“Mommy?  Did you just say Mommy?  Your thumb touched your chin just like this.  You said Mommy with your hands!  Oh, yes, I will give you LOTS of love for saying Mommy.”

My son was 14 months old before he actually said “Mommy” with his words.  That’s was a LOT of months to wait for a me to hear that.  He did say it for the first time on my birthday (how do babies do that?)   If I could change any one thing about parenting my first child, it would have been to use sign language more effectively when he was a baby.  I used it more with my second child.  She caught on so quick, and I didn’t have to wait 14 months to hear her call for me.  It may be she is just a different child, or it may be that sign language really boosts a child’s language skills.


In our Kindermusik Sign and Sing class, one of our focuses is on recognizing and responding to our child’s version of a sign.  Of course, as adults, we use the American Sign Language version as we speak the word in our communication efforts with our baby.  But it can be quite difficult to recognize a baby’s “version” of the sign.

Research has shown that a child starts signing sooner when the parents respond to baby’s hand movements that are CLOSE to any ASPECT of making the sign that relates to something which is engaging them.  In class, we discuss these aspects more fully.  Even if the child is not intending on making the sign, if the parent acts with enthusiasm and verbalizes what they think the child may be meaning with their hand movement, it STARTS to make the connection in the child’s mind.

I thought it would be fun to show you a progression of a child’s versions of signs as they grow.  This remarkable girl, Firese, and her remarkable mother have shown that a child’s vocabulary, speech, and concept development are ALL enhanced through using sign language.

This first video is when Firese is 11 months old.  At the end, Mom tells the story of the first time she realized that her daughter really communicated with a sign.  You can see how proud she is!

Firese is now 1 year old, and has an amazing vocabulary, both verbal AND signs.

Firese is 18 months old and is trying to teach another baby how to sign.  So cute!

At 2 years old, she is spelling, quizzing mom, and signing songs!

At 2 1/2 years old, Firese is demonstrating her ability to sign the alphabet.

On a personal note, both of my children used the sign language alphabet during their elementary years to help learn their spelling words. It adds the element of movement and muscle memory to help them remember the pattern of difficult words.

These videos are by Laura Berg, who has developed the SmartHands methods, and there are now classes all over Canada.  She has several teaching videos than can be downloaded fromhttp://www.mindbites.com/person/84-MySmartHands .  For each video, you can see a 60 second preview.  Laura Berg has also started a Facebook page for parents to share and discuss their experiences in signing with their babies.  There are several videos of different babies signing.

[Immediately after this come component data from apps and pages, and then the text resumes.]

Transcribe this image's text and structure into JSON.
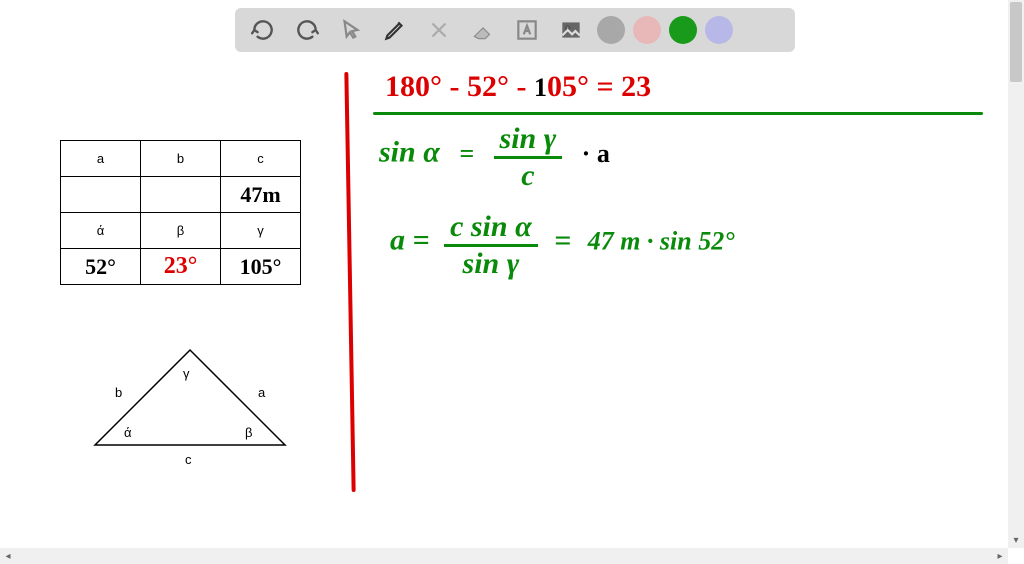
{
  "toolbar": {
    "tools": [
      "undo",
      "redo",
      "pointer",
      "pencil",
      "tools",
      "eraser",
      "text",
      "image"
    ],
    "colors": {
      "gray": "#a8a8a8",
      "pink": "#e8b8b8",
      "green": "#1a9a1a",
      "purple": "#b8b8e8"
    }
  },
  "table": {
    "headers_sides": [
      "a",
      "b",
      "c"
    ],
    "values_sides": [
      "",
      "",
      "47m"
    ],
    "headers_angles": [
      "ά",
      "β",
      "γ"
    ],
    "values_angles": [
      "52°",
      "23°",
      "105°"
    ]
  },
  "triangle": {
    "side_b": "b",
    "side_a": "a",
    "side_c": "c",
    "angle_gamma": "γ",
    "angle_alpha": "ά",
    "angle_beta": "β"
  },
  "equations": {
    "line1_red1": "180° - 52° - ",
    "line1_black": "1",
    "line1_red2": "05° = 23",
    "line2_sin_alpha": "sin α",
    "line2_eq": "=",
    "line2_num": "sin γ",
    "line2_den": "c",
    "line2_dot_a": "· a",
    "line3_a_eq": "a =",
    "line3_num": "c sin α",
    "line3_den": "sin γ",
    "line3_eq2": "=",
    "line3_rhs": "47 m · sin 52°"
  }
}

These videos are fascinating and really show the progression of a child’s version of signs.  What I would really like to find is a video of a parent and child commuicating during an activity they are both enjoying, rather than seeing a “list” of signs being performed.  If you know of one, please share it with me.